§ TASK TO COMPLETE:
A faithful copy of all the data is the goal; omit the pictures.
LISTED RECORDS Block Start
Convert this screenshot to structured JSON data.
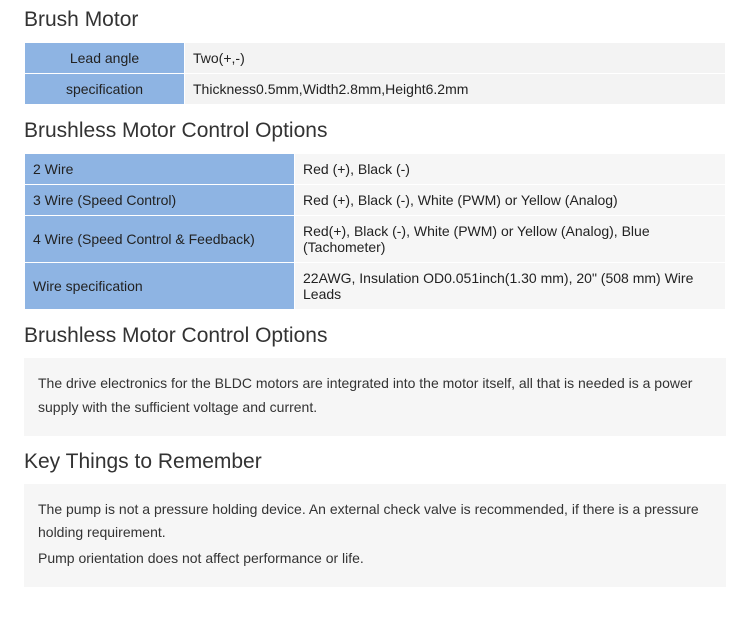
{
  "brush_motor": {
    "title": "Brush Motor",
    "rows": [
      {
        "label": "Lead angle",
        "value": "Two(+,-)"
      },
      {
        "label": "specification",
        "value": "Thickness0.5mm,Width2.8mm,Height6.2mm"
      }
    ]
  },
  "brushless_options": {
    "title": "Brushless Motor Control Options",
    "rows": [
      {
        "label": "2 Wire",
        "value": "Red (+), Black (-)"
      },
      {
        "label": "3 Wire (Speed Control)",
        "value": "Red (+), Black (-), White (PWM) or Yellow (Analog)"
      },
      {
        "label": "4 Wire (Speed Control & Feedback)",
        "value": "Red(+), Black (-), White (PWM) or Yellow (Analog), Blue (Tachometer)"
      },
      {
        "label": "Wire specification",
        "value": "22AWG, Insulation OD0.051inch(1.30 mm), 20\" (508 mm) Wire Leads"
      }
    ]
  },
  "brushless_note": {
    "title": "Brushless Motor Control Options",
    "text": "The drive electronics for the BLDC motors are integrated into the motor itself, all that is needed is a power supply with the sufficient voltage and current."
  },
  "key_things": {
    "title": "Key Things to Remember",
    "paragraphs": [
      "The pump is not a pressure holding device. An external check valve is recommended, if there is a pressure holding requirement.",
      "Pump orientation does not affect performance or life."
    ]
  }
}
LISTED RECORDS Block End
§ SOLUTION TO THIS PROBLEM:
Convert this screenshot to structured JSON data.
{
  "brush_motor": {
    "title": "Brush Motor",
    "rows": [
      {
        "label": "Lead angle",
        "value": "Two(+,-)"
      },
      {
        "label": "specification",
        "value": "Thickness0.5mm,Width2.8mm,Height6.2mm"
      }
    ]
  },
  "brushless_options": {
    "title": "Brushless Motor Control Options",
    "rows": [
      {
        "label": "2 Wire",
        "value": "Red (+), Black (-)"
      },
      {
        "label": "3 Wire (Speed Control)",
        "value": "Red (+), Black (-), White (PWM) or Yellow (Analog)"
      },
      {
        "label": "4 Wire (Speed Control & Feedback)",
        "value": "Red(+), Black (-), White (PWM) or Yellow (Analog), Blue (Tachometer)"
      },
      {
        "label": "Wire specification",
        "value": "22AWG, Insulation OD0.051inch(1.30 mm), 20\" (508 mm) Wire Leads"
      }
    ]
  },
  "brushless_note": {
    "title": "Brushless Motor Control Options",
    "text": "The drive electronics for the BLDC motors are integrated into the motor itself, all that is needed is a power supply with the sufficient voltage and current."
  },
  "key_things": {
    "title": "Key Things to Remember",
    "paragraphs": [
      "The pump is not a pressure holding device. An external check valve is recommended, if there is a pressure holding requirement.",
      "Pump orientation does not affect performance or life."
    ]
  }
}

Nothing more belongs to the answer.